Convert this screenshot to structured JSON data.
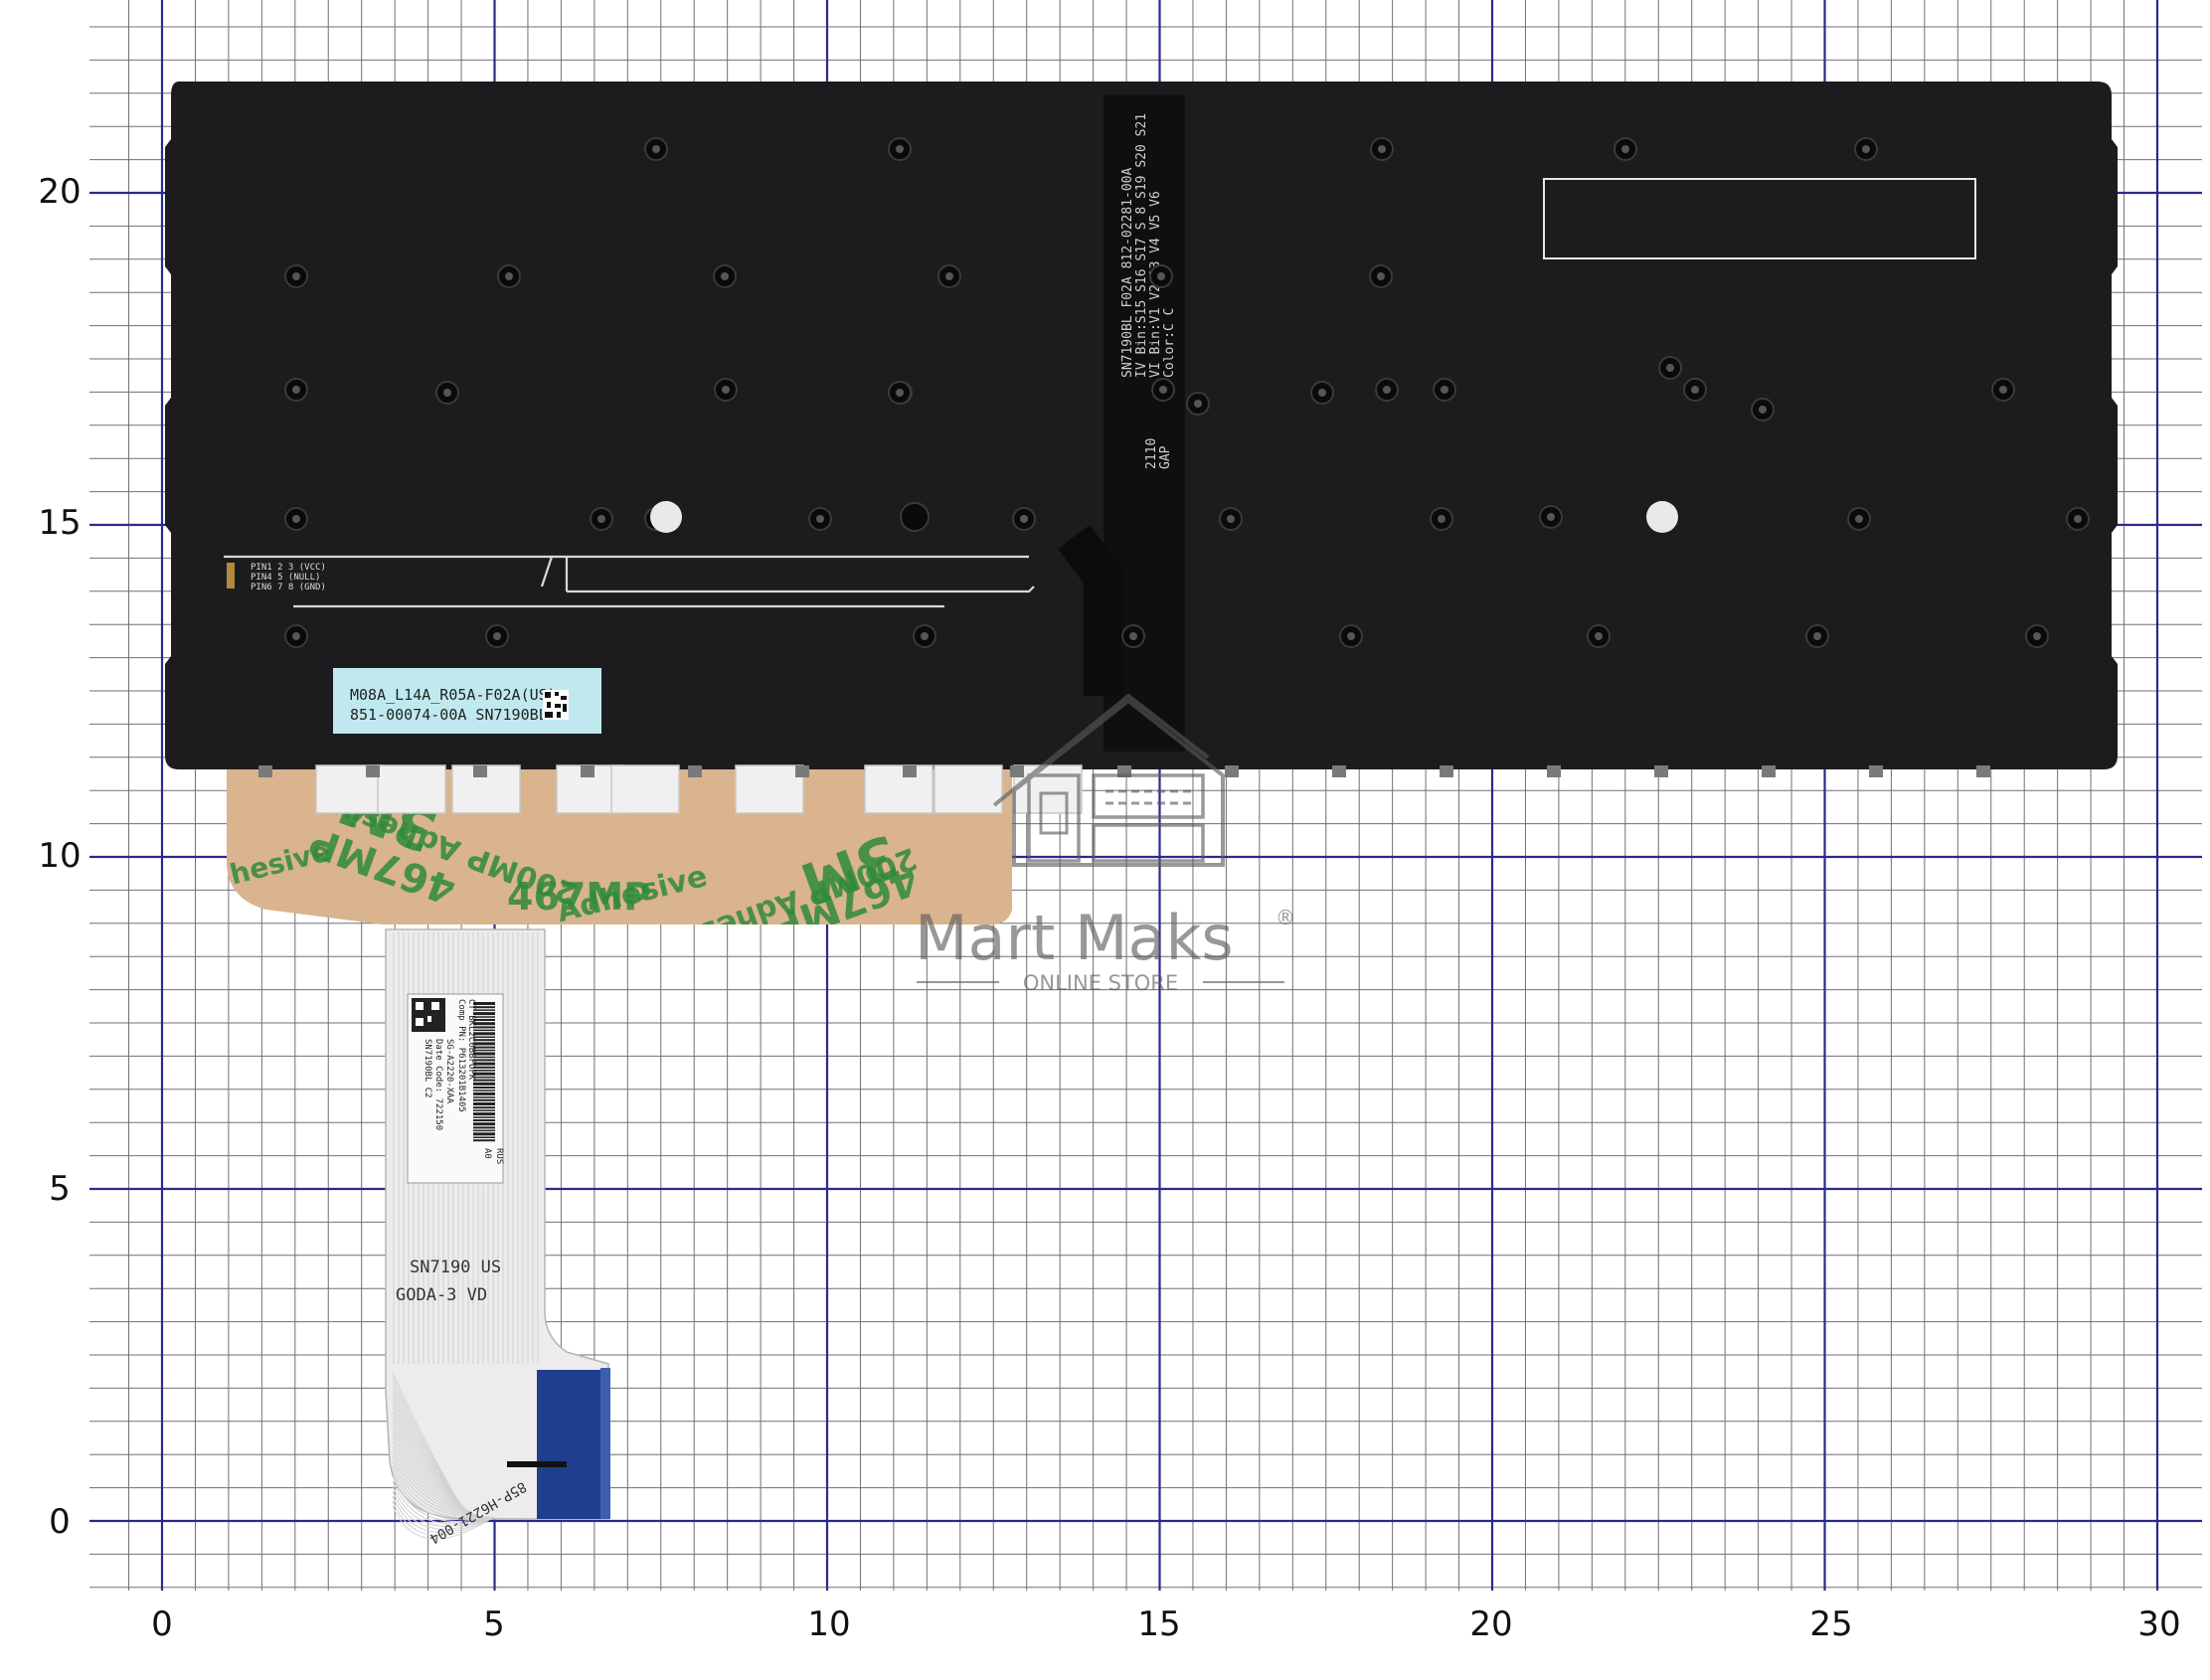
{
  "grid": {
    "x_axis_ticks": [
      "0",
      "5",
      "10",
      "15",
      "20",
      "25",
      "30"
    ],
    "y_axis_ticks": [
      "20",
      "15",
      "10",
      "5",
      "0"
    ],
    "minor_line_color": "#6f6f7a",
    "major_line_color": "#2a2a8c",
    "background_color": "#ffffff"
  },
  "keyboard": {
    "body_color": "#1c1c1e",
    "sticker_color": "#bfe9ee",
    "sticker_text": [
      "M08A_L14A_R05A-F02A(US)",
      "851-00074-00A SN7190BL"
    ],
    "center_strip_text": [
      "SN7190BL F02A 812-02281-00A",
      "IV Bin:S15 S16 S17 S 8 S19 S20 S21",
      "VI Bin:V1 V2 13 V4 V5 V6",
      "Color:C C"
    ],
    "strip_code": [
      "2110",
      "GAP"
    ],
    "pin_legend": [
      "PIN1 2 3 (VCC)",
      "PIN4 5 (NULL)",
      "PIN6 7 8 (GND)"
    ]
  },
  "adhesive": {
    "backing_color": "#d9b48e",
    "print_color": "#2f8a3c",
    "labels": [
      "3M",
      "467MP",
      "200MP Adhesive",
      "3M",
      "467MP",
      "200MP Adhesive",
      "467MP",
      "Adhesive",
      "hesive"
    ]
  },
  "cable": {
    "color": "#efefef",
    "connector_color": "#1f3f8c",
    "label_lines": [
      "CT BKL2C0BBFOFK",
      "Comp PN: P613201B1405",
      "SG-A2220-XAA",
      "Date Code: 722150",
      "SN7190BL C2"
    ],
    "label_side": [
      "RUS",
      "A0"
    ],
    "print_lines": [
      "SN7190 US",
      "GODA-3 VD"
    ],
    "bottom_text": [
      "85P-H6221-004"
    ]
  },
  "watermark": {
    "brand": "Mart Maks",
    "subtitle": "ONLINE STORE",
    "registered": "®"
  }
}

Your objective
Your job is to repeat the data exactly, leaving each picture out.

Answer to the problem
Convert this screenshot to structured JSON data.
{
  "grid": {
    "x_axis_ticks": [
      "0",
      "5",
      "10",
      "15",
      "20",
      "25",
      "30"
    ],
    "y_axis_ticks": [
      "20",
      "15",
      "10",
      "5",
      "0"
    ],
    "minor_line_color": "#6f6f7a",
    "major_line_color": "#2a2a8c",
    "background_color": "#ffffff"
  },
  "keyboard": {
    "body_color": "#1c1c1e",
    "sticker_color": "#bfe9ee",
    "sticker_text": [
      "M08A_L14A_R05A-F02A(US)",
      "851-00074-00A SN7190BL"
    ],
    "center_strip_text": [
      "SN7190BL F02A 812-02281-00A",
      "IV Bin:S15 S16 S17 S 8 S19 S20 S21",
      "VI Bin:V1 V2 13 V4 V5 V6",
      "Color:C C"
    ],
    "strip_code": [
      "2110",
      "GAP"
    ],
    "pin_legend": [
      "PIN1 2 3 (VCC)",
      "PIN4 5 (NULL)",
      "PIN6 7 8 (GND)"
    ]
  },
  "adhesive": {
    "backing_color": "#d9b48e",
    "print_color": "#2f8a3c",
    "labels": [
      "3M",
      "467MP",
      "200MP Adhesive",
      "3M",
      "467MP",
      "200MP Adhesive",
      "467MP",
      "Adhesive",
      "hesive"
    ]
  },
  "cable": {
    "color": "#efefef",
    "connector_color": "#1f3f8c",
    "label_lines": [
      "CT BKL2C0BBFOFK",
      "Comp PN: P613201B1405",
      "SG-A2220-XAA",
      "Date Code: 722150",
      "SN7190BL C2"
    ],
    "label_side": [
      "RUS",
      "A0"
    ],
    "print_lines": [
      "SN7190 US",
      "GODA-3 VD"
    ],
    "bottom_text": [
      "85P-H6221-004"
    ]
  },
  "watermark": {
    "brand": "Mart Maks",
    "subtitle": "ONLINE STORE",
    "registered": "®"
  }
}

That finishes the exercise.